We live in a world where “data is the new oil” or “data is capital” and many other variations on the theme that data is a valuable commodity. I agree with these analogies, with specific care given to the idea that data is a commodity and needs to be refined or employed to maximize its value.
You have probably heard about the growth in data volumes that the world is producing. One of the most compelling statistics about data growth is that 90% of the world’s data has been created in the last two years (Attunity, 2018)! Couple that with the projected growth in IoT devices – potentially 20 billion in 2020 (Statista, 2019), and we will be doubling the volume of data even more quickly. We have been, and will continue to be, awash with data. While we can, and should talk about how we might leverage this new river of data, I’d like to focus on two things a bit more practical and useful today.

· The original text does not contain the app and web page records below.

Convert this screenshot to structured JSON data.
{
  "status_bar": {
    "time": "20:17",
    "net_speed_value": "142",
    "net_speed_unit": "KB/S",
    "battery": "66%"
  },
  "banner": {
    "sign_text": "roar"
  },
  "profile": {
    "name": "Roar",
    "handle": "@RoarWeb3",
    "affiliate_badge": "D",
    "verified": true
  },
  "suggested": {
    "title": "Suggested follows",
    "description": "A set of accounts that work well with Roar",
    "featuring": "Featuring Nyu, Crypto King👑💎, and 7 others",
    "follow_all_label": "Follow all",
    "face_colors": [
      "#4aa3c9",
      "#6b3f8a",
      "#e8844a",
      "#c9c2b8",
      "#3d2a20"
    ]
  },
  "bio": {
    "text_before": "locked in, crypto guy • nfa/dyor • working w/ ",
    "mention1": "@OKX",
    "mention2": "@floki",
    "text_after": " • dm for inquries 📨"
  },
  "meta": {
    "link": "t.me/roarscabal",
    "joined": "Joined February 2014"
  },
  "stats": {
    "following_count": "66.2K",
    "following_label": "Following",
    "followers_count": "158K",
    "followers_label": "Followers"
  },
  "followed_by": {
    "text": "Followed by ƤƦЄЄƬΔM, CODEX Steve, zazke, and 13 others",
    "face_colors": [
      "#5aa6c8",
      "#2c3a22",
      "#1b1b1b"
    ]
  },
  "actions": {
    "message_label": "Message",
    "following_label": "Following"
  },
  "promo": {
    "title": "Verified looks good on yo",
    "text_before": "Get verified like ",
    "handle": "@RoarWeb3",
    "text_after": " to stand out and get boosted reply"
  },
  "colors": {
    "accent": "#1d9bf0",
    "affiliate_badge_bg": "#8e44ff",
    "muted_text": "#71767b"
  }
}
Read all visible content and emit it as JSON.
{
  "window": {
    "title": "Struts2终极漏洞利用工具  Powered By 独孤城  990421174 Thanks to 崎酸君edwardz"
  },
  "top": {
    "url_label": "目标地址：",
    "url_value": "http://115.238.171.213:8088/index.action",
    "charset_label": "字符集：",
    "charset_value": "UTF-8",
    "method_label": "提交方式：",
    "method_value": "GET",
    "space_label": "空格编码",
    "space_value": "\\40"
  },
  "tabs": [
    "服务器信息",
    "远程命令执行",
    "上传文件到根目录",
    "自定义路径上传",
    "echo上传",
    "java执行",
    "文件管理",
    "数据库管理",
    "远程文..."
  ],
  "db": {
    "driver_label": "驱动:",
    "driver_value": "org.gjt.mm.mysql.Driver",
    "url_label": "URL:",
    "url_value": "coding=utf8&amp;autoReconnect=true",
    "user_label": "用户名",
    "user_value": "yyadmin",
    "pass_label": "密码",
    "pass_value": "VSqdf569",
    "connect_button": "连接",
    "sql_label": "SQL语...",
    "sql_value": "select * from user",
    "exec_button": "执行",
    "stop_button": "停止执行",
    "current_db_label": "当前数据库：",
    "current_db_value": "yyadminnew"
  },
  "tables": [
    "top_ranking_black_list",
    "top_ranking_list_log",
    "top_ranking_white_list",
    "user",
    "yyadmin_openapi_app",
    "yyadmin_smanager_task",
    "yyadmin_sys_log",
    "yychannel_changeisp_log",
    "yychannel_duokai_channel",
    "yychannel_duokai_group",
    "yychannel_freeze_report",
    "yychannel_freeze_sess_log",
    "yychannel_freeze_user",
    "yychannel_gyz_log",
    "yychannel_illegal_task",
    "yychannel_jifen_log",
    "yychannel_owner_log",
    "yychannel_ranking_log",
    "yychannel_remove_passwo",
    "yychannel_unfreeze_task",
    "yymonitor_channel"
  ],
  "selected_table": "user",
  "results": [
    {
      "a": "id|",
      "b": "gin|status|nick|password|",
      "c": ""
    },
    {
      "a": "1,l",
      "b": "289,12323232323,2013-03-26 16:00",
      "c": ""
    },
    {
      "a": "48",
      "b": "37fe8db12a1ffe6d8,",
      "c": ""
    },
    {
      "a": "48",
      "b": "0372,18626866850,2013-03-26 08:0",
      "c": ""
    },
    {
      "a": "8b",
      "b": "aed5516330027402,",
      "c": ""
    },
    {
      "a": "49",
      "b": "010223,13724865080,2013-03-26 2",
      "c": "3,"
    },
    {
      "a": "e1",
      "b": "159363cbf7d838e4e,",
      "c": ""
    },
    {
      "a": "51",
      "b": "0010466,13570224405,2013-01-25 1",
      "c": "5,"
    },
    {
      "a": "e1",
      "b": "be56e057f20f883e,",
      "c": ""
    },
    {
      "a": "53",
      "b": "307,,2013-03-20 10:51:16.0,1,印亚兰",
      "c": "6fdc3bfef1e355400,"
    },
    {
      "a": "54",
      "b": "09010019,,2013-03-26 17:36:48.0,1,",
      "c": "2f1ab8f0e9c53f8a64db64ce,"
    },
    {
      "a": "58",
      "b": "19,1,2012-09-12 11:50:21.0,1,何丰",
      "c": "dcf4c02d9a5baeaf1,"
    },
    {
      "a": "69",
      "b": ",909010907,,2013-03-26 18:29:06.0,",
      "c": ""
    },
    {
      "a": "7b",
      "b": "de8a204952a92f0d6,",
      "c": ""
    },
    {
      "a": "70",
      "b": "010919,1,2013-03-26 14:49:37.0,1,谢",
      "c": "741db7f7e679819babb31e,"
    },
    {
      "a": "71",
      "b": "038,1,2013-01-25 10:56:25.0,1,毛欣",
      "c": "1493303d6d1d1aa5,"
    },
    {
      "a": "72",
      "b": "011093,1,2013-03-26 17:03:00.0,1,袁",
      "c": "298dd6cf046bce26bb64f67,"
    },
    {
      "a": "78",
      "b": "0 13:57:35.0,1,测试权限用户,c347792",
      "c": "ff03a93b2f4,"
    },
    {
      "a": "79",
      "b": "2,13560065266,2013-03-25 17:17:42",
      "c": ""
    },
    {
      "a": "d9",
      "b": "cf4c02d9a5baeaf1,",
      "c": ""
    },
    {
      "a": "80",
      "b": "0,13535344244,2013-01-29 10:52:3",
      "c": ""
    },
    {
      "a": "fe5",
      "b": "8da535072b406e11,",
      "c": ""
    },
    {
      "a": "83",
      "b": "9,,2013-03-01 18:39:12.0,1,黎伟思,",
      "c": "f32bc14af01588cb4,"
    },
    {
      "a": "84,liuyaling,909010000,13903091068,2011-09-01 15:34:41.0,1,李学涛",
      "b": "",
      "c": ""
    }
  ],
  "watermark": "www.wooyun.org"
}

First, open data from governments and NGO’s. One of the consequences of our increasingly data-driven society is the response of governments to make the data they collect and generate open to its citizens. People pay governments through taxes and fees, and the concept that the data generated by these governments is or should be owned by the taxpayers is being embraced globally. Government open data portals are becoming common and more valuable each year. Data contained in these portals contain very valuable information about demography, geography, economics and public safety. Data on product safety incidents, recalls, potentially hazardous products and much more can be found in these portals or on the websites of safety regulators.
As TIC professionals, we have an obligation to leverage this government data to inform our safety and compliance programs. The insights from incident trends, specific incident conditions and people’s behavior can ensure that the standards we write and services we provide for product safety and conformity are addressing the current state of safety, not an historical view of the way things were. Using real time data feeds and modern database technologies, these incident data can be captured and analyzed as quickly as the data are released by the government agencies. One of the key technologies that may be leveraged to gain these insights is natural language processing (NLP). Using NLP, the unstructured data contained in incident narratives and consumer reports can be analyzed, categorized and visualized in ways that can provide specific information on modes of failure, user behavior and environmental conditions associated with the incident. This provides rich information, not just data, that can be leveraged to improve standards, test protocols and inspection programs.
The second topic of practical concern is the un-used and un-analyzed data that is generated in the course of conducting TIC activities. Many TIC organizations are so focused on the outcomes and deliverables of their services – the inspection or test report and certification decision – that the supporting and ancillary data are never accessed, or worse yet, discarded. If the organization is only focused on Pass/Fail or Acceptable results, valuable trending data, benchmarking statistics and failure mode information will be lost. These data, once again can be useful in improving the overall performance of the components, products and systems that are evaluated through TIC services.
While most will agree that discarding or ignoring data is a bad idea, there are powerful disincentives to capturing and storing additional data. The added time and expense to ask a laboratory technician or inspector to capture the additional data may seem to be at odds with operational efficiency. This is where the engineering staff and data science team have to be able to be able to quantify and show the value of the additional data. Technology is also at work here, driving the incremental cost of data capture and storage down each and every day. Those IoT sensors mentioned above – they will make it trivial to capture volumes of data that will prove to be valuable in the long run.
The bottom line
My advice – leverage the data you already have access to – through open data and your own organization, to improve our industry and the safety and compliance of the products and systems we use every day.